[Stored items from a collection]
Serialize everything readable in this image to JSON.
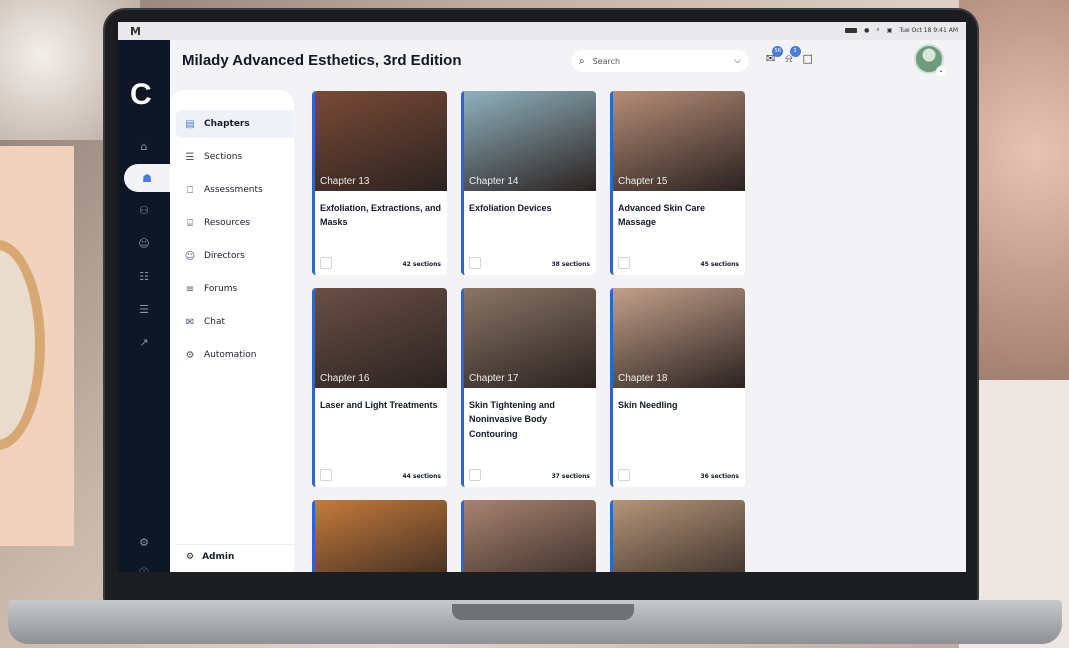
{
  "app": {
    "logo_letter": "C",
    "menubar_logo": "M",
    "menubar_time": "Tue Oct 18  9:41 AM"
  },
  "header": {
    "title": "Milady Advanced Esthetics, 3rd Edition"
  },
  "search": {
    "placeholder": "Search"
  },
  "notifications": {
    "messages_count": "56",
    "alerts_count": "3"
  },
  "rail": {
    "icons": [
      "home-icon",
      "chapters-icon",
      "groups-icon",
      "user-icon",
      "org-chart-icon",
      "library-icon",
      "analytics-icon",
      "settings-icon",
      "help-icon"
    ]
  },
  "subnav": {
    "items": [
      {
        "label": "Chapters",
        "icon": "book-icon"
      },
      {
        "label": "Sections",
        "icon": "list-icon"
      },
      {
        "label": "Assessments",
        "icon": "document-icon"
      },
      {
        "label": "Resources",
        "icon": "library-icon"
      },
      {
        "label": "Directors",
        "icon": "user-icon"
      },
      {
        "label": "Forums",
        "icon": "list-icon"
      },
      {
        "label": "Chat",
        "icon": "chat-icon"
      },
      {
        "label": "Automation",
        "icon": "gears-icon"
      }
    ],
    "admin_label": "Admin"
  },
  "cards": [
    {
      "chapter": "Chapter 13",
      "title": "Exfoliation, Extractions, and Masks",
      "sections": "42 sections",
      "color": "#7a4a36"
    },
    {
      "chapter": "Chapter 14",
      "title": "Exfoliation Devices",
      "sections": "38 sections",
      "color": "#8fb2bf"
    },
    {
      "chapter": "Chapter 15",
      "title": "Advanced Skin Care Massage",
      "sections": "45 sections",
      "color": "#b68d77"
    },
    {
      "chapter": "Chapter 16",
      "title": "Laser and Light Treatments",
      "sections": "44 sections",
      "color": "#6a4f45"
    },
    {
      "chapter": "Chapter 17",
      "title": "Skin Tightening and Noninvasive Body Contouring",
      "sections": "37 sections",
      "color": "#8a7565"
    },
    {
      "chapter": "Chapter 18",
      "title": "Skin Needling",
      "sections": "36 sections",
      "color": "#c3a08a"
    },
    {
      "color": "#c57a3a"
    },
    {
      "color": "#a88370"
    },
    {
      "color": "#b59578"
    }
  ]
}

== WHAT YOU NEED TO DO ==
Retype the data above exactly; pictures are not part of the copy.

== ANSWER TO THE PROBLEM ==
Serialize everything readable in this image to JSON.
{
  "app": {
    "logo_letter": "C",
    "menubar_logo": "M",
    "menubar_time": "Tue Oct 18  9:41 AM"
  },
  "header": {
    "title": "Milady Advanced Esthetics, 3rd Edition"
  },
  "search": {
    "placeholder": "Search"
  },
  "notifications": {
    "messages_count": "56",
    "alerts_count": "3"
  },
  "rail": {
    "icons": [
      "home-icon",
      "chapters-icon",
      "groups-icon",
      "user-icon",
      "org-chart-icon",
      "library-icon",
      "analytics-icon",
      "settings-icon",
      "help-icon"
    ]
  },
  "subnav": {
    "items": [
      {
        "label": "Chapters",
        "icon": "book-icon"
      },
      {
        "label": "Sections",
        "icon": "list-icon"
      },
      {
        "label": "Assessments",
        "icon": "document-icon"
      },
      {
        "label": "Resources",
        "icon": "library-icon"
      },
      {
        "label": "Directors",
        "icon": "user-icon"
      },
      {
        "label": "Forums",
        "icon": "list-icon"
      },
      {
        "label": "Chat",
        "icon": "chat-icon"
      },
      {
        "label": "Automation",
        "icon": "gears-icon"
      }
    ],
    "admin_label": "Admin"
  },
  "cards": [
    {
      "chapter": "Chapter 13",
      "title": "Exfoliation, Extractions, and Masks",
      "sections": "42 sections",
      "color": "#7a4a36"
    },
    {
      "chapter": "Chapter 14",
      "title": "Exfoliation Devices",
      "sections": "38 sections",
      "color": "#8fb2bf"
    },
    {
      "chapter": "Chapter 15",
      "title": "Advanced Skin Care Massage",
      "sections": "45 sections",
      "color": "#b68d77"
    },
    {
      "chapter": "Chapter 16",
      "title": "Laser and Light Treatments",
      "sections": "44 sections",
      "color": "#6a4f45"
    },
    {
      "chapter": "Chapter 17",
      "title": "Skin Tightening and Noninvasive Body Contouring",
      "sections": "37 sections",
      "color": "#8a7565"
    },
    {
      "chapter": "Chapter 18",
      "title": "Skin Needling",
      "sections": "36 sections",
      "color": "#c3a08a"
    },
    {
      "color": "#c57a3a"
    },
    {
      "color": "#a88370"
    },
    {
      "color": "#b59578"
    }
  ]
}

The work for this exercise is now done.